Like so many adults in my childhood, our dentist was one of my dad's wartime contacts. He (the dentist) had had a bad war and appeared to be hellbent on a mission to avenge himself through dentistry. His waiting room was crowded and faintly malodorous, but it was when he called you in that you got the full theatrical effect. His surgery was filled with smoke. Thick smoke. It was as if he had anaesthetised the last patient with a stun grenade. Or perhaps he had been burning something in the waste basket.

No, he was a smoker, and was single-handedly keeping my father's shop in profit. I never saw him without a cigarette dangling from his lower lip. He treated me with a cigarette dangling from his lower lip, and it waggled alarmingly when he talked. The smoke alone, the stench and the fog, made it like walking into the jaws of hell.

And that was just the start.

The dentist had been a bit shattered by the war, and he had very visible shakes. Seated in the chair, you could see this as he lurched towards you, cigarette waggling. After a cursory look around, he might need a probe, a scraper, a needle.... As his trembling hand came towards you, he would invariably bark out "Steady my hand, lad". I was quite eager to cooperate with this command, and would grab his wrist with both my hands, which would allow him to be steady enough to get into your mouth without incident. With a needle in his hand he was just this side of terrifying.

The dentist had two settings. Look around and declare everything fine, and extract. Hence the toothless Hepworths. In my teens I did lose two teeth unnecessarily to him, and that was the turning point, the sudden epiphany that this man was someone who hated teeth, and was on a private mission to eliminate them. By then "Steady my hand, lad" was a family catchphrase which would make us all laugh, most of us toothlessly. After the extractions I could not eat for a week, and it was obvious that while I was out for the count nobody had been guiding his hand.

In spite of his dental depredations I have always enjoyed dentists, and have been very lucky. The two teeth extracted as a lad led to a domino effect of collapsing teeth until I was rescued by a Leonardo of teeth, a tooth-artist so consummate that you almost expected him to sign his work, or maybe send off a few patients to hang in the Tate. He seemed incapable of anything less than brilliant. He did some gold bridgework for me which is as sound today as it was thirty years ago. It always draws gasps of admiration from current dentists, though these days they may be sizing me up for scrap value.


Now old "Steady my hand, lad" seems a zillion years away, and my modern (NHS) dentist has equipment that would have blown SMHL away.

Somehow I have escaped so far my parents' toothlessness, and may avoid it altogether, if I am spared.




Sally said...

Yours/Dave's blog is a great way to start the day! Hope you have a good one. Sally x

Anonymous said...

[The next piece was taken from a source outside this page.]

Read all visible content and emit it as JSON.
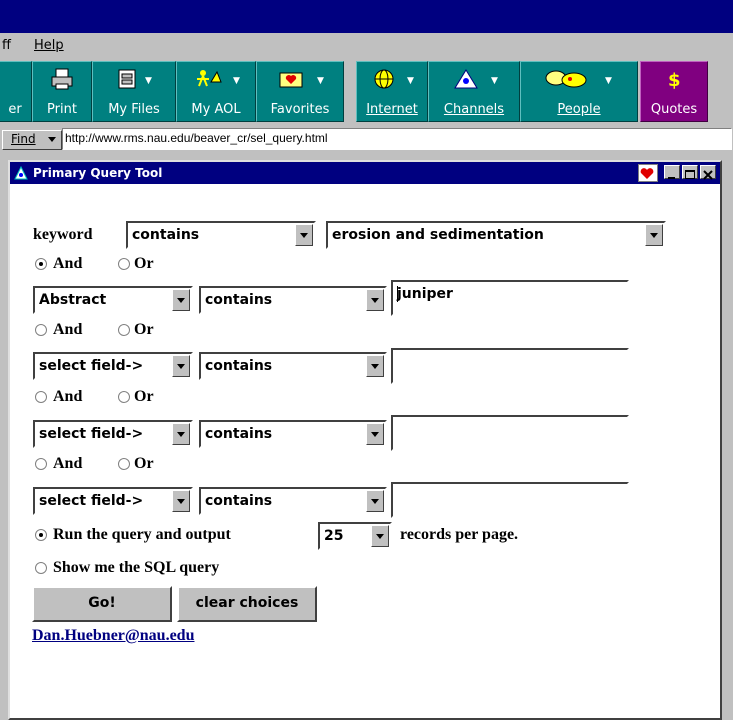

Laughed till I cried!! Wonderful writing. As a dentists daughter, albeit one who was drawn to teaching and researching preventive dentistry, I have a story of his home dentistry. He extracted my maternal grandmothers remaining teeth in our kitchen in the early 1950’s as a preparation for dentures. Nana was one stoic woman!! His affectionate name for her was “THe Colonel “


Sue Hepworth said...

That’s hilarious, Ana!
I’m glad you enjoyed the piece.

The cat lawyer video has made me laugh more in the last 24 hours than anything ever. My chest hurts from laughing at it.

Anonymous said...

Cat lawyer is brilliant. But I could not read excerpts from Dave’s post to my husband over breakfast because I was cry laughing so hard. He thought I was having a seizure! He reminded me that Australian dentists were apparently
very popular in Britain in fifties and sixties ( many from Sydney educated by my dear Dad ) 😂😂